24 Jul Statistics and ”statistics”
Russia is a huge country and it has an enormous population. It also has political and economical power. Finland emphasizes bilateral relations with Russia, and other countries appreciate our special expertise concerning Russia. The land of oppositions is quite well known but there is also some contradictory information. For example, it is not an easy task to view Russia from a statistical perspective.
OECD has some interesting information about different countries on their own websites. From some countries we can get more statistical information than others. If we compare the G20 countries’ health spending % of GDP in 1990–2015 we can find one interesting detail. We can get this information about Australia, France, Germany, Italy, Japan, South-Korea and UK for example. But if we try to find Russia’s information we will not find them until after 2000. If we want to check out Russia’s social spending % of GDP in 1990–2016, there is nothing to be found. If we want to explore some statistics about Russia’s social benefits to households we will find some numbers from 2011 to 2014.
Linda J. Cook is a professor of political science and professor of slavic studies. She has written a book named Postcommunist Welfare States Reform Politics in Russia and Eastern Europe. This book gives us more statistical details. We can discover some statistics which give us information on how many Russians lived below the poverty level in 1991–2002. These numbers are from the World Bank and Russian Federal State Statistics Service. There are confusing differences to be found in these statistics. According to Russian Federal State Statistics Service about 25 % and 22 % of Russia’s population lived below the poverty line in 1995 and 1996. World Bank’s estimates are quite different and gave numbers 41 % and 43 %.
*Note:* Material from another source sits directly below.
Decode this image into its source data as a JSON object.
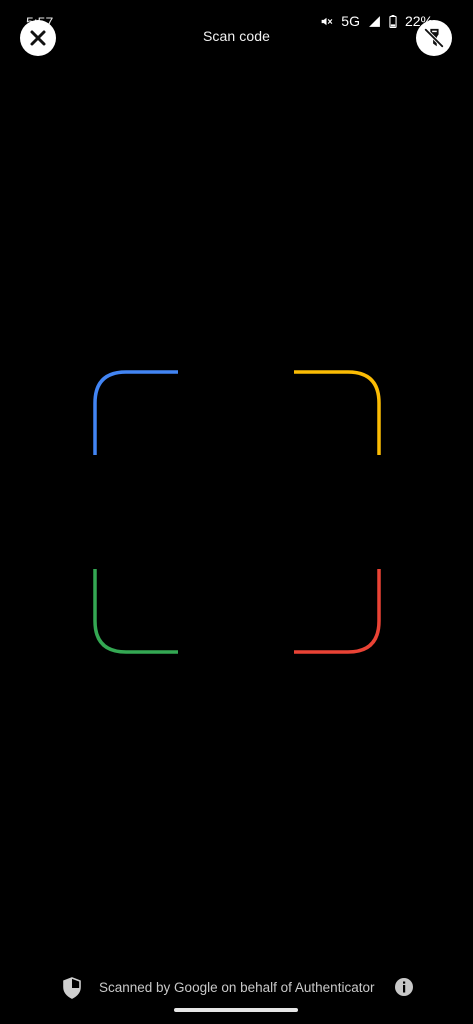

The ambiguity and lack of statistical information raises questions. In the first place: why is the statistics data found only on certain years or why do the World Bank and Russian Federal State Statistics Service give different figures. It is clear that incomplete information sets challenges for researchers who are interested about Russia. Comprehensive conclusions are limited if the given information can not be trusted. Is there any chance to find more ambiguous statistical information concerning Russia which differs significantly from westerners’ numbers or estimates?
Let’s take an example: We all know that Russia shows its military power by using images, videos, demonstrations and numbers. It is not a hard task to find the size of Russia’s military budget. It is much easier to find information about Russia’s military spending than the statistical information talked about earlier. Russia has become wealthy thanks to its natural resources. In addition, the standards of living of Russian citizens has increased. However, wealth is not distributed evenly and differences between regions are great. It’s interesting to think about if there are some different measurement methods or some sensitive issues for administration that explain the lack of statistical information about welfare issues. History shows what neglecting citizens’ welfare causes problem to the stability of a state – especially if the state has been putting money into everything else. During the reign of Putin, there have been some protests of pensioners and the young. Is there something under Russia’s surface?
From the economic perspective, the Russian market is significant. If a company is planning to move to the eastern market and wants information about the operating environment, for example in the light of numbers, can it get information that is reliable enough? A well-known fact is that companies appreciate a stable operating environment, so the various uncertainties, unrest and risk of conflicts can reduce willingness to invest in Russia.
The more unpredictable Russia is in its actions and in the light of different statistical information, the more narrower its position will ultimately be.
– Pyry Tiirinen, intern @ Sivukonttori